That was much more overwrought than Ramesh Ponnuru of National Review (subbing for pseudo-conservative David Brooks), who made a calm, less aggressive answer:
PONNURU: Well, the lawsuit or the threatened lawsuit is about whether the president’s faithfully executing the laws as the Constitution says he’s supposed to. And a lot of congressional Republicans have been fuming at sort of an increasing volume over the last several months about how the administration has in their view rewritten the law on health care, rewritten the law on immigration and other matters.
The problem with the administration’s framing of this, this is just a partisan endeavor, you look at these Supreme Court decisions against the administration, saying the administration is overreaching, obviously, that is something that the Democratic appointees, the liberal justices, the Obama appointees are all agreeing Obama has overstepped.
Shields also talked trash when asked about the IRS scandal.

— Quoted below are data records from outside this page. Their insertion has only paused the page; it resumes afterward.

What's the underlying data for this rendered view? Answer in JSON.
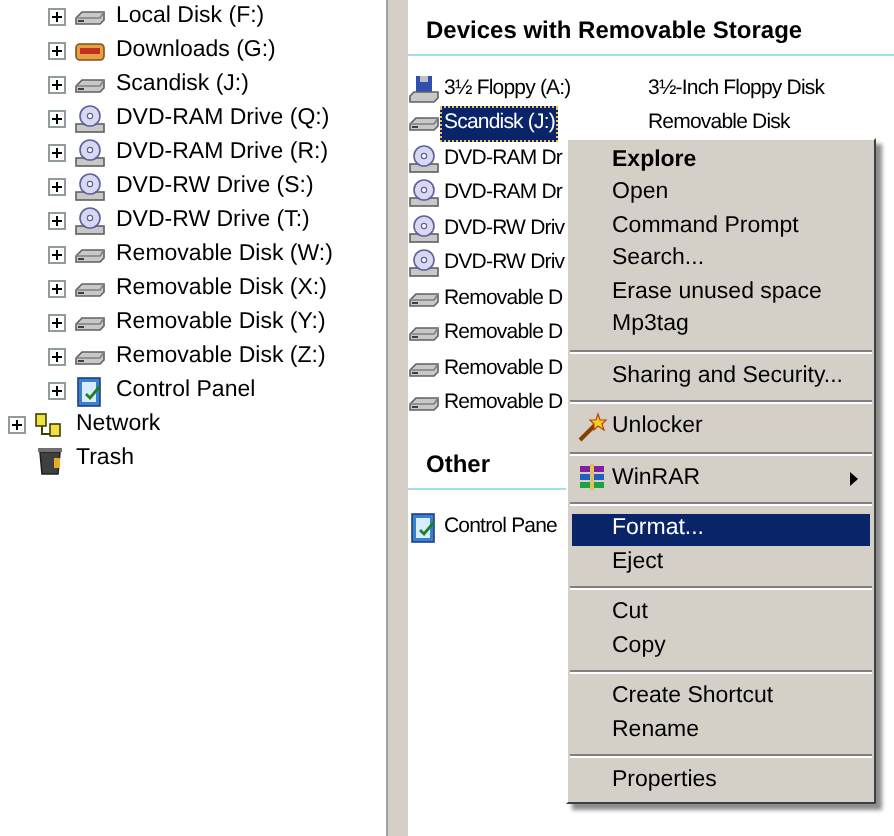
{
  "tree": {
    "nested_items": [
      {
        "label": "Local Disk (F:)",
        "kind": "drive",
        "expandable": true
      },
      {
        "label": "Downloads (G:)",
        "kind": "shared",
        "expandable": true
      },
      {
        "label": "Scandisk (J:)",
        "kind": "drive",
        "expandable": true
      },
      {
        "label": "DVD-RAM Drive (Q:)",
        "kind": "disc",
        "expandable": true
      },
      {
        "label": "DVD-RAM Drive (R:)",
        "kind": "disc",
        "expandable": true
      },
      {
        "label": "DVD-RW Drive (S:)",
        "kind": "disc",
        "expandable": true
      },
      {
        "label": "DVD-RW Drive (T:)",
        "kind": "disc",
        "expandable": true
      },
      {
        "label": "Removable Disk (W:)",
        "kind": "drive",
        "expandable": true
      },
      {
        "label": "Removable Disk (X:)",
        "kind": "drive",
        "expandable": true
      },
      {
        "label": "Removable Disk (Y:)",
        "kind": "drive",
        "expandable": true
      },
      {
        "label": "Removable Disk (Z:)",
        "kind": "drive",
        "expandable": true
      },
      {
        "label": "Control Panel",
        "kind": "panel",
        "expandable": true
      }
    ],
    "root_items": [
      {
        "label": "Network",
        "kind": "network",
        "expandable": true
      },
      {
        "label": "Trash",
        "kind": "trash",
        "expandable": false
      }
    ]
  },
  "sections": [
    {
      "title": "Devices with Removable Storage",
      "items": [
        {
          "name": "3½ Floppy (A:)",
          "type": "3½-Inch Floppy Disk",
          "kind": "floppy",
          "selected": false
        },
        {
          "name": "Scandisk (J:)",
          "type": "Removable Disk",
          "kind": "drive",
          "selected": true
        },
        {
          "name": "DVD-RAM Dr",
          "kind": "disc",
          "selected": false
        },
        {
          "name": "DVD-RAM Dr",
          "kind": "disc",
          "selected": false
        },
        {
          "name": "DVD-RW Driv",
          "kind": "disc",
          "selected": false
        },
        {
          "name": "DVD-RW Driv",
          "kind": "disc",
          "selected": false
        },
        {
          "name": "Removable D",
          "kind": "drive",
          "selected": false
        },
        {
          "name": "Removable D",
          "kind": "drive",
          "selected": false
        },
        {
          "name": "Removable D",
          "kind": "drive",
          "selected": false
        },
        {
          "name": "Removable D",
          "kind": "drive",
          "selected": false
        }
      ]
    },
    {
      "title": "Other",
      "items": [
        {
          "name": "Control Pane",
          "kind": "panel",
          "selected": false
        }
      ]
    }
  ],
  "context_menu": [
    {
      "kind": "item",
      "label": "Explore",
      "default": true,
      "selected": false
    },
    {
      "kind": "item",
      "label": "Open",
      "selected": false
    },
    {
      "kind": "item",
      "label": "Command Prompt",
      "selected": false
    },
    {
      "kind": "item",
      "label": "Search...",
      "selected": false
    },
    {
      "kind": "item",
      "label": "Erase unused space",
      "selected": false
    },
    {
      "kind": "item",
      "label": "Mp3tag",
      "selected": false
    },
    {
      "kind": "separator"
    },
    {
      "kind": "item",
      "label": "Sharing and Security...",
      "selected": false
    },
    {
      "kind": "separator"
    },
    {
      "kind": "wand",
      "label": "Unlocker",
      "selected": false
    },
    {
      "kind": "separator"
    },
    {
      "kind": "archive",
      "label": "WinRAR",
      "submenu": true,
      "selected": false
    },
    {
      "kind": "separator"
    },
    {
      "kind": "item",
      "label": "Format...",
      "selected": true
    },
    {
      "kind": "item",
      "label": "Eject",
      "selected": false
    },
    {
      "kind": "separator"
    },
    {
      "kind": "item",
      "label": "Cut",
      "selected": false
    },
    {
      "kind": "item",
      "label": "Copy",
      "selected": false
    },
    {
      "kind": "separator"
    },
    {
      "kind": "item",
      "label": "Create Shortcut",
      "selected": false
    },
    {
      "kind": "item",
      "label": "Rename",
      "selected": false
    },
    {
      "kind": "separator"
    },
    {
      "kind": "item",
      "label": "Properties",
      "selected": false
    }
  ]
}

Confronted with destroyed hard drives, Shields just doubled down on the apparent sainthood of IRS commissioner John Koskinen and suggested the investigating committees are "running amuck, " not the IRS:

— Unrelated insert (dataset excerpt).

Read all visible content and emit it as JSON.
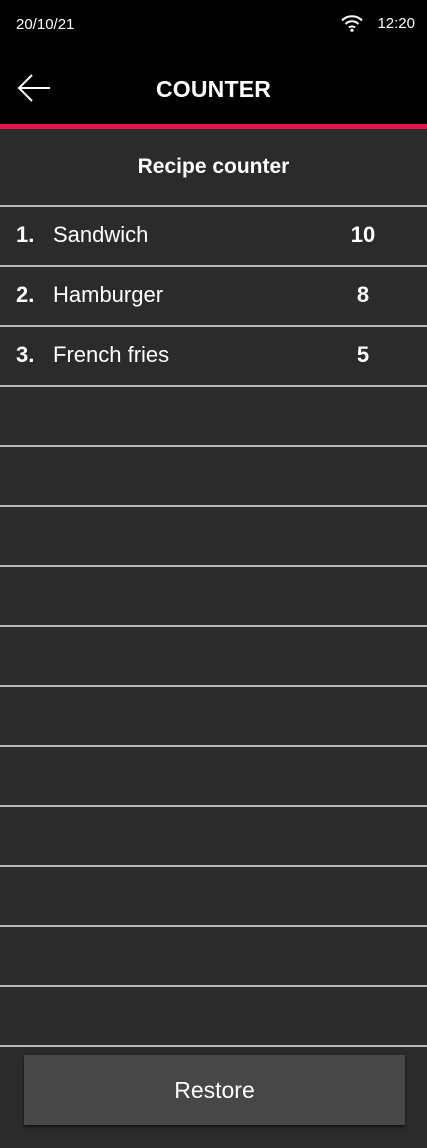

JUDY WOODRUFF: I want to ask about another aspect of war going on between the Congress and the president, Mark, and that is the IRS. The commissioner of the IRS, John Koskinen, has been called before Congress now a number of times just in the last few days. There’s questions about missing e-mails, hard drive computers by top ranking IRS officials that were destroyed, a lot of questions about what happened. How do you read this and where is it headed?
MARK SHIELDS: Full disclosure, John Koskinen has been someone I have known and respected for 35 years. And he’s taken on nothing but thankless assignments as a public servant, somebody who has done very well and could retire, play golf and play with his grandchildren.
Instead, he’s come back to answer this call, just as he did on Y2K, just as he did on the closing of the government in 1995. He’s just — deputy mayor of the District of Columbia, taken over Freddie Mac. He’s taken nothing but tough assignments.
And this one is probably the most thankless of all. IRS is unpopular. It’s unpopular across the board. They demand your records, and the idea that their records are missing is a storyline that is very difficult to defend.
But I see absolutely no connection. I have watched the hearings carefully. And I will say that I just think this is a case of a committee run amuck. I think Darrell Issa is truly out of control.
Trash-talking Mark Shields can't connect the IRS commissioner with IRS wrongdoing. But in the last administration, he could connect a mining accident that killed 12 miners in West Virginia to "Tom DeLay's America in action." The idea that PBS is a civil place doesn't extend to Shields, who throws his weight around on the NewsHour while Brooks routinely tries to agree with almost everything he says.